TO DO:
Write out every entry precisely as given, leaving the pictures out.

DATA:
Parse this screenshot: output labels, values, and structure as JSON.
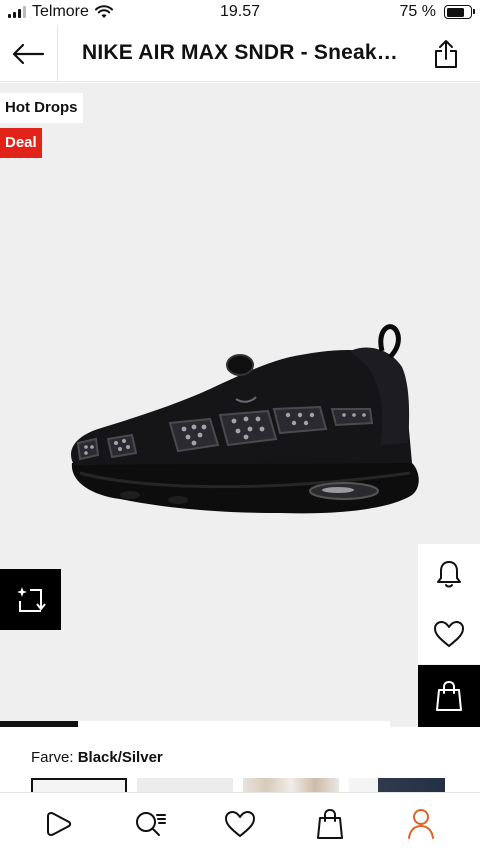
{
  "status_bar": {
    "carrier": "Telmore",
    "time": "19.57",
    "battery_percent": "75 %",
    "battery_level": 0.75
  },
  "header": {
    "title": "NIKE AIR MAX SNDR - Sneakers lave",
    "back_icon": "arrow-left-icon",
    "share_icon": "share-icon"
  },
  "product": {
    "tags": [
      "Hot Drops",
      "Deal"
    ],
    "image_alt": "Black Nike Air Max SNDR sneaker",
    "image_progress": 0.2,
    "color_label": "Farve:",
    "color_value": "Black/Silver",
    "swatch_count": 4,
    "selected_swatch": 0
  },
  "side_actions": [
    "bell-icon",
    "heart-icon",
    "bag-icon"
  ],
  "bottom_nav": [
    {
      "name": "play-icon"
    },
    {
      "name": "search-list-icon"
    },
    {
      "name": "heart-icon"
    },
    {
      "name": "bag-icon"
    },
    {
      "name": "profile-icon",
      "active": true
    }
  ],
  "colors": {
    "accent": "#e2231a",
    "profile_active": "#e0622a",
    "deal_bg": "#e2231a"
  }
}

EXERCISE ANSWER:
Parse this screenshot: output labels, values, and structure as JSON.
{
  "status_bar": {
    "carrier": "Telmore",
    "time": "19.57",
    "battery_percent": "75 %",
    "battery_level": 0.75
  },
  "header": {
    "title": "NIKE AIR MAX SNDR - Sneakers lave",
    "back_icon": "arrow-left-icon",
    "share_icon": "share-icon"
  },
  "product": {
    "tags": [
      "Hot Drops",
      "Deal"
    ],
    "image_alt": "Black Nike Air Max SNDR sneaker",
    "image_progress": 0.2,
    "color_label": "Farve:",
    "color_value": "Black/Silver",
    "swatch_count": 4,
    "selected_swatch": 0
  },
  "side_actions": [
    "bell-icon",
    "heart-icon",
    "bag-icon"
  ],
  "bottom_nav": [
    {
      "name": "play-icon"
    },
    {
      "name": "search-list-icon"
    },
    {
      "name": "heart-icon"
    },
    {
      "name": "bag-icon"
    },
    {
      "name": "profile-icon",
      "active": true
    }
  ],
  "colors": {
    "accent": "#e2231a",
    "profile_active": "#e0622a",
    "deal_bg": "#e2231a"
  }
}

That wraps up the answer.